** Opening LISTED ENTRIES block **

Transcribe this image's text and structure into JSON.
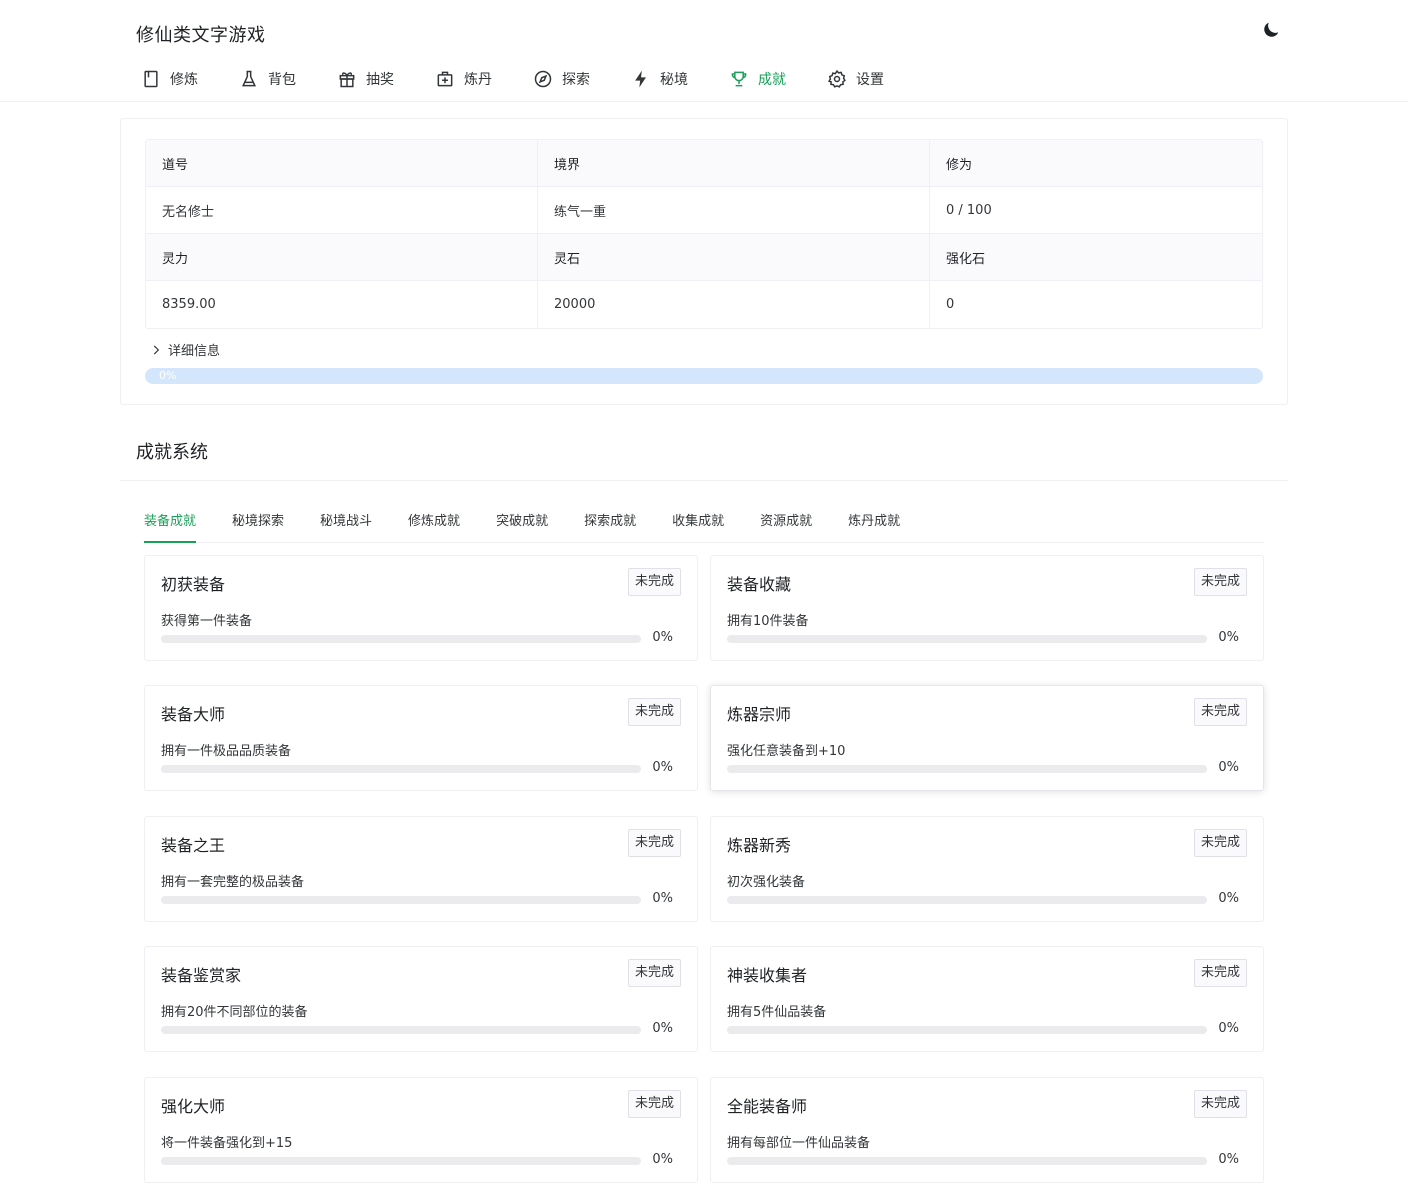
{
  "app": {
    "title": "修仙类文字游戏",
    "theme_icon": "moon-icon"
  },
  "nav": [
    {
      "label": "修炼",
      "icon": "book-icon",
      "active": false
    },
    {
      "label": "背包",
      "icon": "flask-icon",
      "active": false
    },
    {
      "label": "抽奖",
      "icon": "gift-icon",
      "active": false
    },
    {
      "label": "炼丹",
      "icon": "first-aid-kit-icon",
      "active": false
    },
    {
      "label": "探索",
      "icon": "compass-icon",
      "active": false
    },
    {
      "label": "秘境",
      "icon": "bolt-icon",
      "active": false
    },
    {
      "label": "成就",
      "icon": "trophy-icon",
      "active": true
    },
    {
      "label": "设置",
      "icon": "gear-icon",
      "active": false
    }
  ],
  "status": {
    "headers1": [
      "道号",
      "境界",
      "修为"
    ],
    "values1": [
      "无名修士",
      "练气一重",
      "0 / 100"
    ],
    "headers2": [
      "灵力",
      "灵石",
      "强化石"
    ],
    "values2": [
      "8359.00",
      "20000",
      "0"
    ],
    "detail_label": "详细信息",
    "progress": {
      "percent": 0,
      "label": "0%"
    }
  },
  "achievements": {
    "title": "成就系统",
    "tabs": [
      "装备成就",
      "秘境探索",
      "秘境战斗",
      "修炼成就",
      "突破成就",
      "探索成就",
      "收集成就",
      "资源成就",
      "炼丹成就"
    ],
    "active_tab": 0,
    "items": [
      {
        "name": "初获装备",
        "status": "未完成",
        "desc": "获得第一件装备",
        "percent": 0,
        "percent_label": "0%"
      },
      {
        "name": "装备收藏",
        "status": "未完成",
        "desc": "拥有10件装备",
        "percent": 0,
        "percent_label": "0%"
      },
      {
        "name": "装备大师",
        "status": "未完成",
        "desc": "拥有一件极品品质装备",
        "percent": 0,
        "percent_label": "0%"
      },
      {
        "name": "炼器宗师",
        "status": "未完成",
        "desc": "强化任意装备到+10",
        "percent": 0,
        "percent_label": "0%"
      },
      {
        "name": "装备之王",
        "status": "未完成",
        "desc": "拥有一套完整的极品装备",
        "percent": 0,
        "percent_label": "0%"
      },
      {
        "name": "炼器新秀",
        "status": "未完成",
        "desc": "初次强化装备",
        "percent": 0,
        "percent_label": "0%"
      },
      {
        "name": "装备鉴赏家",
        "status": "未完成",
        "desc": "拥有20件不同部位的装备",
        "percent": 0,
        "percent_label": "0%"
      },
      {
        "name": "神装收集者",
        "status": "未完成",
        "desc": "拥有5件仙品装备",
        "percent": 0,
        "percent_label": "0%"
      },
      {
        "name": "强化大师",
        "status": "未完成",
        "desc": "将一件装备强化到+15",
        "percent": 0,
        "percent_label": "0%"
      },
      {
        "name": "全能装备师",
        "status": "未完成",
        "desc": "拥有每部位一件仙品装备",
        "percent": 0,
        "percent_label": "0%"
      }
    ]
  },
  "colors": {
    "accent": "#18a058",
    "progress_track": "#d3e6fb",
    "progress_fill": "#2080f0"
  }
}
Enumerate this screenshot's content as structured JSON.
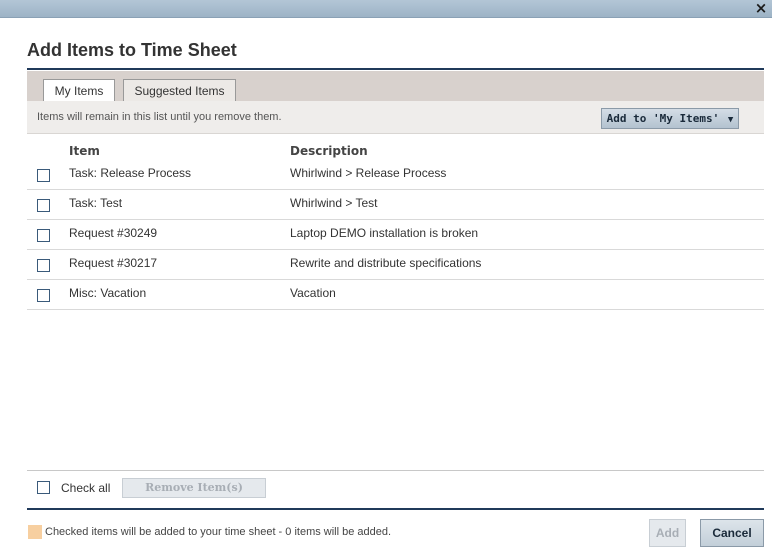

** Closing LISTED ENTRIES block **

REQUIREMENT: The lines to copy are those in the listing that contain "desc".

RESPONSE:
        "desc": "获得第一件装备",
        "desc": "拥有10件装备",
        "desc": "拥有一件极品品质装备",
        "desc": "强化任意装备到+10",
        "desc": "拥有一套完整的极品装备",
        "desc": "初次强化装备",
        "desc": "拥有20件不同部位的装备",
        "desc": "拥有5件仙品装备",
        "desc": "将一件装备强化到+15",
        "desc": "拥有每部位一件仙品装备",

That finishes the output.